▶ **Task input**
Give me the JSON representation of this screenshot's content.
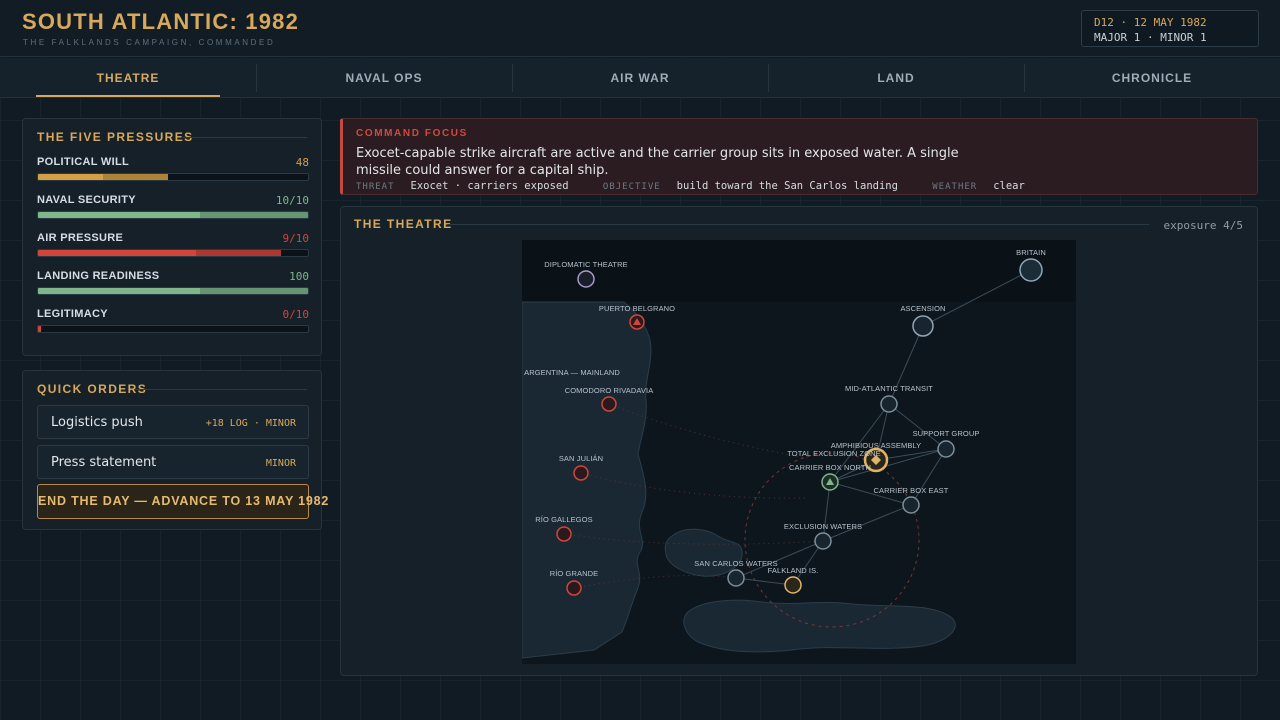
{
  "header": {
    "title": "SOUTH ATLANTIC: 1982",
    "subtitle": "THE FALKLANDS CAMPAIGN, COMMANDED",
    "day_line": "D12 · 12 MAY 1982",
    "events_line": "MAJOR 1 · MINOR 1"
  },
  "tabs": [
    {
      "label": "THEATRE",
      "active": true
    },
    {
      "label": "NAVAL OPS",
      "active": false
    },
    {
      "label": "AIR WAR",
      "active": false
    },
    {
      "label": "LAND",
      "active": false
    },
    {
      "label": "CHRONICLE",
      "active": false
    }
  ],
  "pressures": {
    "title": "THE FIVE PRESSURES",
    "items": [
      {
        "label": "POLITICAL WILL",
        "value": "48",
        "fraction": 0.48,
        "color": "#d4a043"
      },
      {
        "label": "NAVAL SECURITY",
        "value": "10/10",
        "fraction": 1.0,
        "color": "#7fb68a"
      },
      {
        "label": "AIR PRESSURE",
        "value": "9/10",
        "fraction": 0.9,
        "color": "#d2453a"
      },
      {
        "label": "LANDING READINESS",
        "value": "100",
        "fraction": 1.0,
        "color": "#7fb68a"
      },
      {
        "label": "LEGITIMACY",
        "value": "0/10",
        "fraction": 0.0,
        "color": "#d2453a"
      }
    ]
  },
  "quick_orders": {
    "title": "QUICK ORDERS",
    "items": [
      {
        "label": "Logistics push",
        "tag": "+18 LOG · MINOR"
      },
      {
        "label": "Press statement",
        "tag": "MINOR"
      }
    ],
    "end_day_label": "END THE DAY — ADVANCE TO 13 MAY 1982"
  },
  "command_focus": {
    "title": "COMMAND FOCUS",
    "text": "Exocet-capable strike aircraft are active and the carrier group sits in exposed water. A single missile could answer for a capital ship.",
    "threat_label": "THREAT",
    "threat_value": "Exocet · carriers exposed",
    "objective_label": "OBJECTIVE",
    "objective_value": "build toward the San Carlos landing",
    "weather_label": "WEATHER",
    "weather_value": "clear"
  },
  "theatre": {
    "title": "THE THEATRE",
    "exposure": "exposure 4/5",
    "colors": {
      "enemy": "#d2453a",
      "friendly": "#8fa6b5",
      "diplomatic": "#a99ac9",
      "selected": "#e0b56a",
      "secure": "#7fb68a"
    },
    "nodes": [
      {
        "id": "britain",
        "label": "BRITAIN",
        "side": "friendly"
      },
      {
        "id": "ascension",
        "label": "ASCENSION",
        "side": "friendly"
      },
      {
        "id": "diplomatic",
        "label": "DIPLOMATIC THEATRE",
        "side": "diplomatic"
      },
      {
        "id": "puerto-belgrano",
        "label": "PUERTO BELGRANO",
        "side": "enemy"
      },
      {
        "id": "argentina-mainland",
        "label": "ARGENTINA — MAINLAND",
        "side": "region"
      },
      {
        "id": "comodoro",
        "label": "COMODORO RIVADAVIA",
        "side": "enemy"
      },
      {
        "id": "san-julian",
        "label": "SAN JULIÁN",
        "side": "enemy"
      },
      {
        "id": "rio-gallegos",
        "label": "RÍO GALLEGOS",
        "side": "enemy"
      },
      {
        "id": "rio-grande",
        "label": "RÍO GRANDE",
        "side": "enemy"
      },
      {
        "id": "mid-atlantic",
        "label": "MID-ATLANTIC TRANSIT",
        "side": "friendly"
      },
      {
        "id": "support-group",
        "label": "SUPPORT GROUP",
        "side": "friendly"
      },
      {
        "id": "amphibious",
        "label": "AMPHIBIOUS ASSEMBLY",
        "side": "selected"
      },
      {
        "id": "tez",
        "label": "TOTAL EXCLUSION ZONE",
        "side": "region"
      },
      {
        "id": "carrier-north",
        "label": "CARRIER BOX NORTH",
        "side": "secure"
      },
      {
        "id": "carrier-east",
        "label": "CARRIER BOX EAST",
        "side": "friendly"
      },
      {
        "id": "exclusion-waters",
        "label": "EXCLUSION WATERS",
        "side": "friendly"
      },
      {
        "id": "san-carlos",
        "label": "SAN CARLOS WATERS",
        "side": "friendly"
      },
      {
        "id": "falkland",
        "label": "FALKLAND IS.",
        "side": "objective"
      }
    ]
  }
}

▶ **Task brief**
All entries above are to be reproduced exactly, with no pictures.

▶ **Written answer**
Give me the JSON representation of this screenshot's content.
{
  "header": {
    "title": "SOUTH ATLANTIC: 1982",
    "subtitle": "THE FALKLANDS CAMPAIGN, COMMANDED",
    "day_line": "D12 · 12 MAY 1982",
    "events_line": "MAJOR 1 · MINOR 1"
  },
  "tabs": [
    {
      "label": "THEATRE",
      "active": true
    },
    {
      "label": "NAVAL OPS",
      "active": false
    },
    {
      "label": "AIR WAR",
      "active": false
    },
    {
      "label": "LAND",
      "active": false
    },
    {
      "label": "CHRONICLE",
      "active": false
    }
  ],
  "pressures": {
    "title": "THE FIVE PRESSURES",
    "items": [
      {
        "label": "POLITICAL WILL",
        "value": "48",
        "fraction": 0.48,
        "color": "#d4a043"
      },
      {
        "label": "NAVAL SECURITY",
        "value": "10/10",
        "fraction": 1.0,
        "color": "#7fb68a"
      },
      {
        "label": "AIR PRESSURE",
        "value": "9/10",
        "fraction": 0.9,
        "color": "#d2453a"
      },
      {
        "label": "LANDING READINESS",
        "value": "100",
        "fraction": 1.0,
        "color": "#7fb68a"
      },
      {
        "label": "LEGITIMACY",
        "value": "0/10",
        "fraction": 0.0,
        "color": "#d2453a"
      }
    ]
  },
  "quick_orders": {
    "title": "QUICK ORDERS",
    "items": [
      {
        "label": "Logistics push",
        "tag": "+18 LOG · MINOR"
      },
      {
        "label": "Press statement",
        "tag": "MINOR"
      }
    ],
    "end_day_label": "END THE DAY — ADVANCE TO 13 MAY 1982"
  },
  "command_focus": {
    "title": "COMMAND FOCUS",
    "text": "Exocet-capable strike aircraft are active and the carrier group sits in exposed water. A single missile could answer for a capital ship.",
    "threat_label": "THREAT",
    "threat_value": "Exocet · carriers exposed",
    "objective_label": "OBJECTIVE",
    "objective_value": "build toward the San Carlos landing",
    "weather_label": "WEATHER",
    "weather_value": "clear"
  },
  "theatre": {
    "title": "THE THEATRE",
    "exposure": "exposure 4/5",
    "colors": {
      "enemy": "#d2453a",
      "friendly": "#8fa6b5",
      "diplomatic": "#a99ac9",
      "selected": "#e0b56a",
      "secure": "#7fb68a"
    },
    "nodes": [
      {
        "id": "britain",
        "label": "BRITAIN",
        "side": "friendly"
      },
      {
        "id": "ascension",
        "label": "ASCENSION",
        "side": "friendly"
      },
      {
        "id": "diplomatic",
        "label": "DIPLOMATIC THEATRE",
        "side": "diplomatic"
      },
      {
        "id": "puerto-belgrano",
        "label": "PUERTO BELGRANO",
        "side": "enemy"
      },
      {
        "id": "argentina-mainland",
        "label": "ARGENTINA — MAINLAND",
        "side": "region"
      },
      {
        "id": "comodoro",
        "label": "COMODORO RIVADAVIA",
        "side": "enemy"
      },
      {
        "id": "san-julian",
        "label": "SAN JULIÁN",
        "side": "enemy"
      },
      {
        "id": "rio-gallegos",
        "label": "RÍO GALLEGOS",
        "side": "enemy"
      },
      {
        "id": "rio-grande",
        "label": "RÍO GRANDE",
        "side": "enemy"
      },
      {
        "id": "mid-atlantic",
        "label": "MID-ATLANTIC TRANSIT",
        "side": "friendly"
      },
      {
        "id": "support-group",
        "label": "SUPPORT GROUP",
        "side": "friendly"
      },
      {
        "id": "amphibious",
        "label": "AMPHIBIOUS ASSEMBLY",
        "side": "selected"
      },
      {
        "id": "tez",
        "label": "TOTAL EXCLUSION ZONE",
        "side": "region"
      },
      {
        "id": "carrier-north",
        "label": "CARRIER BOX NORTH",
        "side": "secure"
      },
      {
        "id": "carrier-east",
        "label": "CARRIER BOX EAST",
        "side": "friendly"
      },
      {
        "id": "exclusion-waters",
        "label": "EXCLUSION WATERS",
        "side": "friendly"
      },
      {
        "id": "san-carlos",
        "label": "SAN CARLOS WATERS",
        "side": "friendly"
      },
      {
        "id": "falkland",
        "label": "FALKLAND IS.",
        "side": "objective"
      }
    ]
  }
}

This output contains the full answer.